■ **Data about app and page elements**:
==*==

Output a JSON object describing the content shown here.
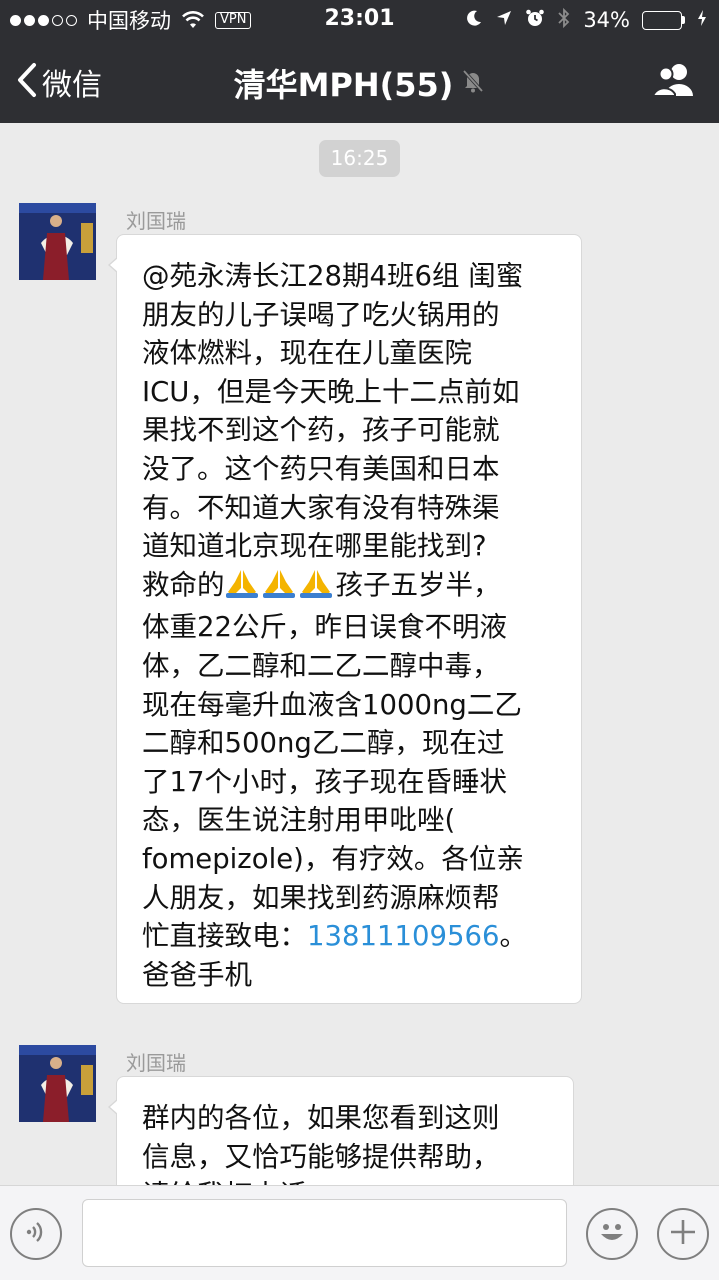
{
  "status_bar": {
    "carrier": "中国移动",
    "vpn": "VPN",
    "time": "23:01",
    "battery_percent": "34%",
    "battery_level": 0.34,
    "battery_color": "#4cd964"
  },
  "nav": {
    "back_label": "微信",
    "title": "清华MPH(55)",
    "icons": [
      "chevron-left-icon",
      "muted-bell-icon",
      "group-members-icon"
    ]
  },
  "chat": {
    "timestamp": "16:25",
    "messages": [
      {
        "sender": "刘国瑞",
        "lines": [
          "@苑永涛长江28期4班6组 闺蜜",
          "朋友的儿子误喝了吃火锅用的",
          "液体燃料，现在在儿童医院",
          "ICU，但是今天晚上十二点前如",
          "果找不到这个药，孩子可能就",
          "没了。这个药只有美国和日本",
          "有。不知道大家有没有特殊渠",
          "道知道北京现在哪里能找到?",
          "救命的",
          "孩子五岁半，",
          "体重22公斤，昨日误食不明液",
          "体，乙二醇和二乙二醇中毒，",
          "现在每毫升血液含1000ng二乙",
          "二醇和500ng乙二醇，现在过",
          "了17个小时，孩子现在昏睡状",
          "态，医生说注射用甲吡唑(",
          "fomepizole)，有疗效。各位亲",
          "人朋友，如果找到药源麻烦帮",
          "忙直接致电：",
          "13811109566",
          "。",
          "爸爸手机"
        ]
      },
      {
        "sender": "刘国瑞",
        "lines": [
          "群内的各位，如果您看到这则",
          "信息，又恰巧能够提供帮助，",
          "请给我打电话"
        ]
      }
    ]
  },
  "input_bar": {
    "icons": [
      "voice-icon",
      "emoji-icon",
      "plus-icon"
    ]
  }
}
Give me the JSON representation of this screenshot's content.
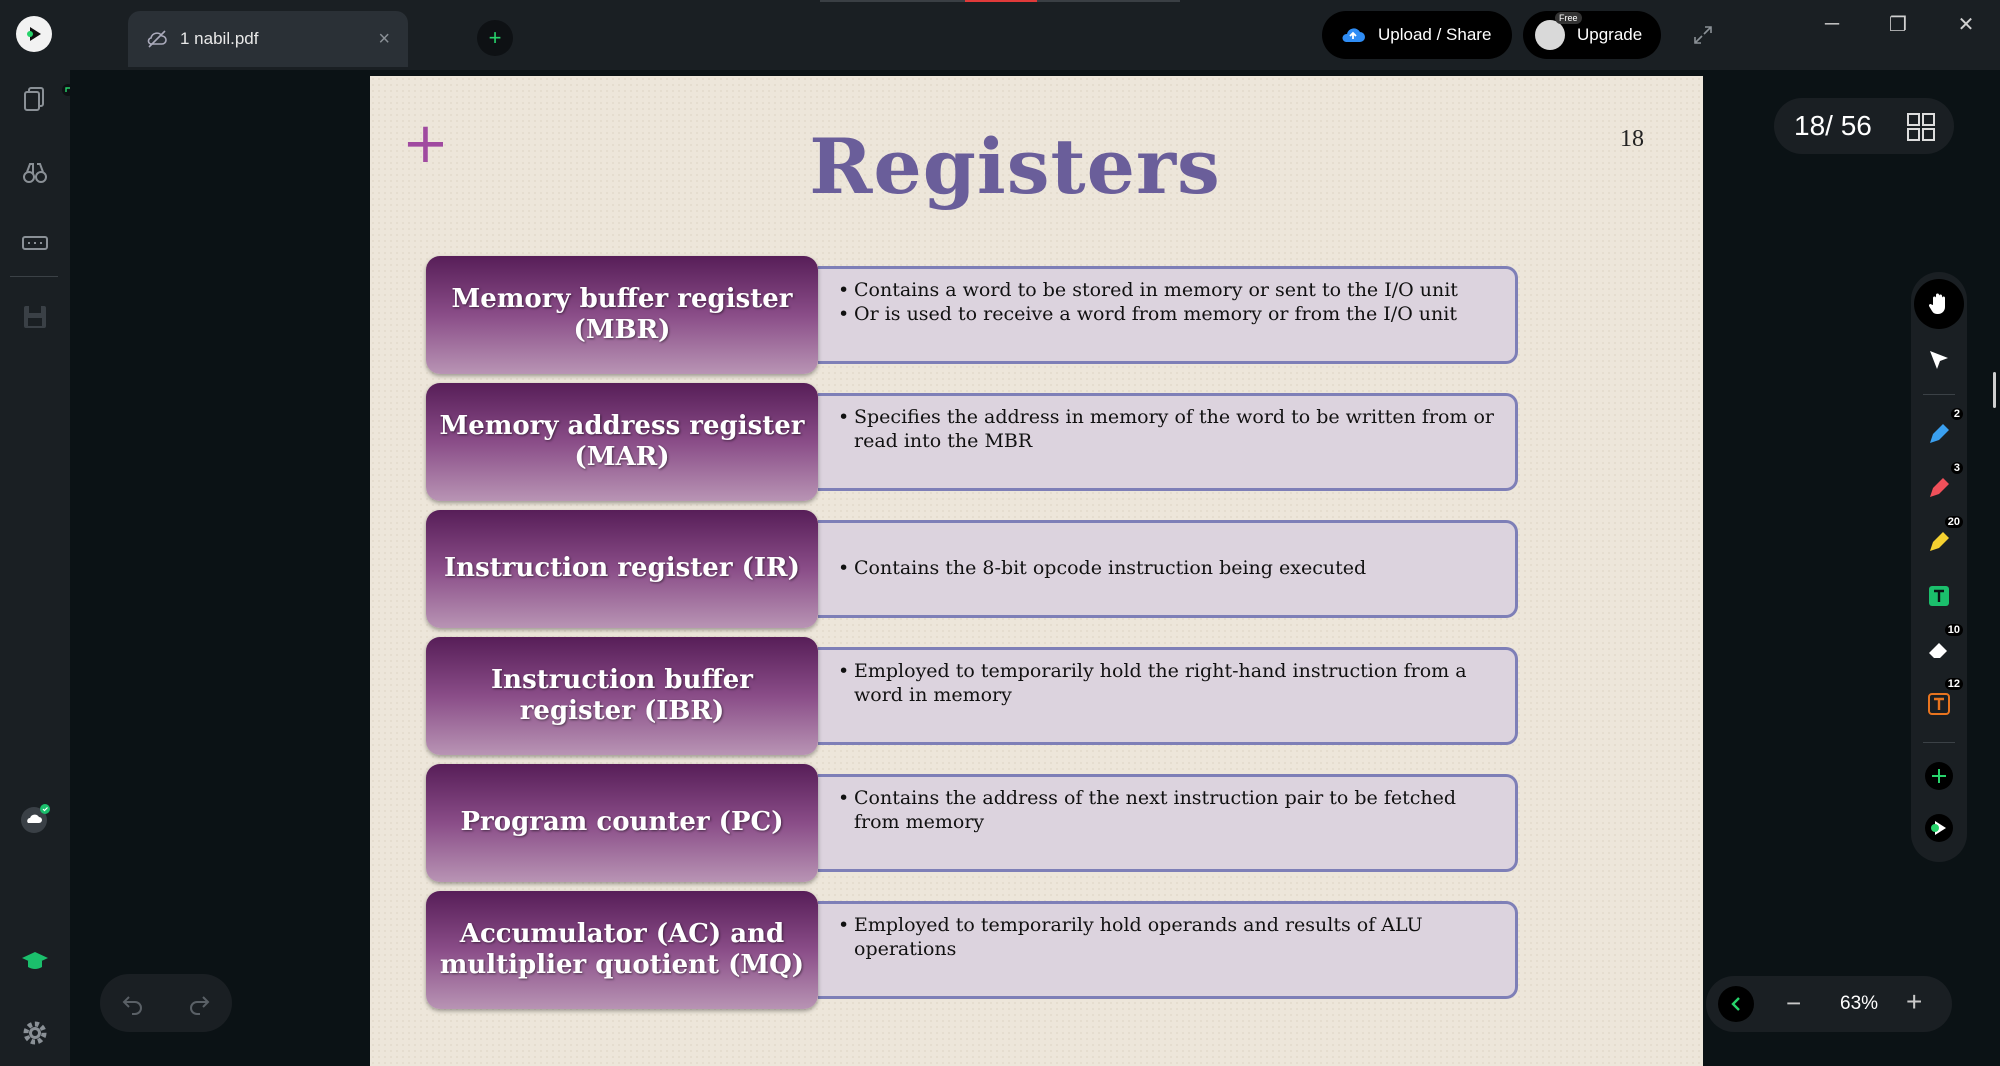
{
  "window": {
    "tab_title": "1 nabil.pdf",
    "upload_label": "Upload / Share",
    "upgrade_label": "Upgrade",
    "free_badge": "Free"
  },
  "slide": {
    "title": "Registers",
    "page_number_label": "18",
    "rows": [
      {
        "name": "Memory buffer register (MBR)",
        "desc": [
          "Contains a word to be stored in memory or sent to the  I/O unit",
          "Or is used to receive a word from memory or from the I/O unit"
        ]
      },
      {
        "name": "Memory address register (MAR)",
        "desc": [
          "Specifies the address in memory of the word to be written from or read into the MBR"
        ]
      },
      {
        "name": "Instruction register (IR)",
        "desc": [
          "Contains the 8-bit opcode instruction being executed"
        ]
      },
      {
        "name": "Instruction buffer register (IBR)",
        "desc": [
          "Employed to temporarily hold the right-hand instruction from a word in memory"
        ]
      },
      {
        "name": "Program counter (PC)",
        "desc": [
          "Contains the address of the next instruction pair to be fetched from memory"
        ]
      },
      {
        "name": "Accumulator (AC) and multiplier quotient (MQ)",
        "desc": [
          "Employed to temporarily hold operands and results of ALU operations"
        ]
      }
    ]
  },
  "viewer": {
    "page_counter": "18/ 56",
    "zoom": "63%"
  },
  "toolbar": {
    "pen_blue_count": "2",
    "pen_red_count": "3",
    "highlighter_count": "20",
    "eraser_count": "10",
    "text_box_count": "12"
  },
  "colors": {
    "accent_green": "#27d36b",
    "title_purple": "#6a5e9a",
    "register_purple": "#571e58"
  }
}
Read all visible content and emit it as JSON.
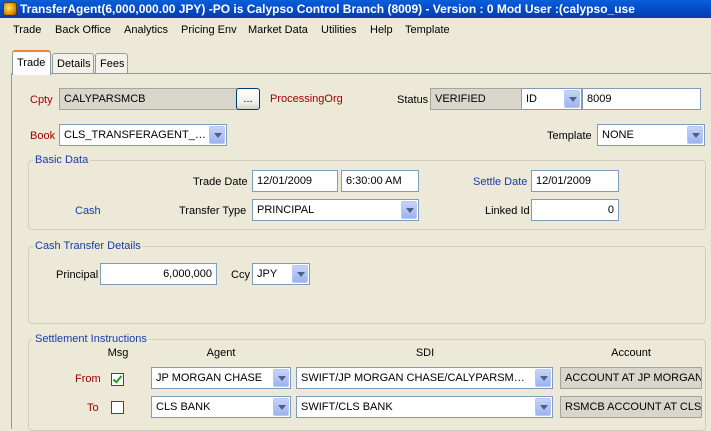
{
  "window": {
    "title": "TransferAgent(6,000,000.00 JPY)  -PO is Calypso Control Branch  (8009) - Version : 0 Mod User :(calypso_use"
  },
  "menu": [
    "Trade",
    "Back Office",
    "Analytics",
    "Pricing Env",
    "Market Data",
    "Utilities",
    "Help",
    "Template"
  ],
  "tabs": [
    "Trade",
    "Details",
    "Fees"
  ],
  "header": {
    "cpty_label": "Cpty",
    "cpty_value": "CALYPARSMCB",
    "browse_label": "...",
    "processing_org_label": "ProcessingOrg",
    "status_label": "Status",
    "status_value": "VERIFIED",
    "id_type": "ID",
    "id_value": "8009",
    "book_label": "Book",
    "book_value": "CLS_TRANSFERAGENT_BOOK",
    "template_label": "Template",
    "template_value": "NONE"
  },
  "basic_data": {
    "title": "Basic Data",
    "trade_date_label": "Trade Date",
    "trade_date": "12/01/2009",
    "trade_time": "6:30:00 AM",
    "settle_date_label": "Settle Date",
    "settle_date": "12/01/2009",
    "cash_label": "Cash",
    "transfer_type_label": "Transfer Type",
    "transfer_type": "PRINCIPAL",
    "linked_id_label": "Linked Id",
    "linked_id": "0"
  },
  "cash_transfer": {
    "title": "Cash Transfer Details",
    "principal_label": "Principal",
    "principal": "6,000,000",
    "ccy_label": "Ccy",
    "ccy": "JPY"
  },
  "settlement": {
    "title": "Settlement Instructions",
    "col_msg": "Msg",
    "col_agent": "Agent",
    "col_sdi": "SDI",
    "col_account": "Account",
    "rows": [
      {
        "label": "From",
        "checked": true,
        "agent": "JP MORGAN CHASE",
        "sdi": "SWIFT/JP MORGAN CHASE/CALYPARSMCB C...",
        "account": "ACCOUNT AT JP MORGAN"
      },
      {
        "label": "To",
        "checked": false,
        "agent": "CLS BANK",
        "sdi": "SWIFT/CLS BANK",
        "account": "RSMCB ACCOUNT AT CLS"
      }
    ]
  }
}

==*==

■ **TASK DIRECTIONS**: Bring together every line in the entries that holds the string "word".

■ **SOLUTION FOR THIS EXERCISE**:
          "Contains a word to be stored in memory or sent to the  I/O unit",
          "Or is used to receive a word from memory or from the I/O unit"
          "Specifies the address in memory of the word to be written from or read into the MBR"
          "Employed to temporarily hold the right-hand instruction from a word in memory"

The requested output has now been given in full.